Diabetes experts meeting in Lisbon this week are taking a close look at whether a class of long-acting diabetes drugs, including Byetta and Victoza, could be linked to an increased risk of cancer and other side effects.
The European Association for the Study of Diabetes will look at growing evidence that long-acting diabetes drugs could increase the risk of pancreatitis and thyroid cancer.
A number of studies, including a recent analysis of complaints filed with the FDA, suggests that users of Byetta, Bydureon and Victoza may be six times as likely to contract pancreatitis than those not taking the drugs. These numbers came from an analysis of the FDA’s adverse event reporting program and were published in July.
The analysis looked at reports from 2004 through 2009, and looked at both Byetta and Januvia, a diabetes drug belonging to a different class of medications. However, concerns over pancreatitis and thyroid cancer in relation to certain diabetes drugs goes back much further.
In a report released in March 2010, the FDA warned that animal testing revealed possible thyroid cancer links with Victoza, which could also apply to similar long-acting diabetes treatment medications, including Bydureon, a long-acting version of Byetta.
Victoza, Byetta and Bydureon belong to a class of drugs known as GLP-1 therapies, which have seen increasing sales as diabetics seek insulin control medications that they have to take less frequently.
Officials from Novo Nordisk, the makers of Victoza, and Amylin and Eli Lilly, the makers of Byetta, say there is no evidence linking their drugs to increased cancer risk. They have criticized the use of FDA’s reporting system in the most recent study, saying it is not a scientific means of determination because the number of reports filed is not an indicator of the number of actual problems.
Most experts acknowledge that the number of problems reported to the FDA typically only represents 1% to 10% of the actual number of adverse events that have been experienced by users of prescription medications.
Byetta (exenatide) is used to control blood sugar levels and is part of a class of medications known as incretin mimetics, which imitate natural hormones that lower blood glucose levels. In recent years, FDA adverse event reports have raised concerns about a link between Byetta and pancreatitis, including severe cases of necrotizing pancreatitis and hemorrhagic pancreatitis, which have resulted in several deaths.
Concerns about pancreatitis from Byetta first surfaced in 2007, when the FDA issued an alert indicating that the drug had been linked to at least 30 reports of acute pancreatitis. In August 2008, the FDA notified doctors about six more cases of severe pancreatitis with Byetta, including two deaths.
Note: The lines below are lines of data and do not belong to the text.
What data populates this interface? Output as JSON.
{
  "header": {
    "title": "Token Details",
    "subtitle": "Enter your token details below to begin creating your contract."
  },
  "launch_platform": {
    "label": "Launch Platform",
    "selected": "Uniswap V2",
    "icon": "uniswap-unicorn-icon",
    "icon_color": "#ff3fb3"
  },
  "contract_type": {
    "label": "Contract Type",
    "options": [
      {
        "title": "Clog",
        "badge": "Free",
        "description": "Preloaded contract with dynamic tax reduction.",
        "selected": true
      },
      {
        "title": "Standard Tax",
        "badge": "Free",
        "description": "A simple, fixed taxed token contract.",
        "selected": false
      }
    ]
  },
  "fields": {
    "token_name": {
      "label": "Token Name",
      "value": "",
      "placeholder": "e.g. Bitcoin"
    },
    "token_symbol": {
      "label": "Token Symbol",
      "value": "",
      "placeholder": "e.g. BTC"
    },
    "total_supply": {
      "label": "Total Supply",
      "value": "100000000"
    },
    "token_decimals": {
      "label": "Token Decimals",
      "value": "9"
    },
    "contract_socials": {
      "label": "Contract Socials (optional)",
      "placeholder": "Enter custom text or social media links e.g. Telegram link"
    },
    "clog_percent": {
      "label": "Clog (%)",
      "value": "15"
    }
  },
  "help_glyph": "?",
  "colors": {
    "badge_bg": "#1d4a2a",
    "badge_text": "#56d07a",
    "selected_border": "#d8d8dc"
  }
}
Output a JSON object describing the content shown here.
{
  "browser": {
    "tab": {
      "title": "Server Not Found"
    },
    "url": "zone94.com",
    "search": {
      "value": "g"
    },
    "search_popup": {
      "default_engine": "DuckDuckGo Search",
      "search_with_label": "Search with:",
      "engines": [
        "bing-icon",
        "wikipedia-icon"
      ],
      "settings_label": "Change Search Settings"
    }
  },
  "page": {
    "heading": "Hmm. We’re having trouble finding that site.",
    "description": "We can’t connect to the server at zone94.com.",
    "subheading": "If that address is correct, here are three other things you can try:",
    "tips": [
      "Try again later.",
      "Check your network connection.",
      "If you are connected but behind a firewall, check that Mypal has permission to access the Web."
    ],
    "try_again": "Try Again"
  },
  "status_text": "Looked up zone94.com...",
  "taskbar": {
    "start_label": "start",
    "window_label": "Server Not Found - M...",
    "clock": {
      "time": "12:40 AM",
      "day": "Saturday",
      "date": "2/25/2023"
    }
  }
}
Following the FDA announcement, the drug makers disclosed that they were aware of at least four other pancreatitis deaths among Byetta users.
Amylin and Eli Lilly currently face a number of Byetta lawsuits involving allegations that they failed to adequately research their medication and warn about the risk of pancreatitis or other side effects of the diabetes drug.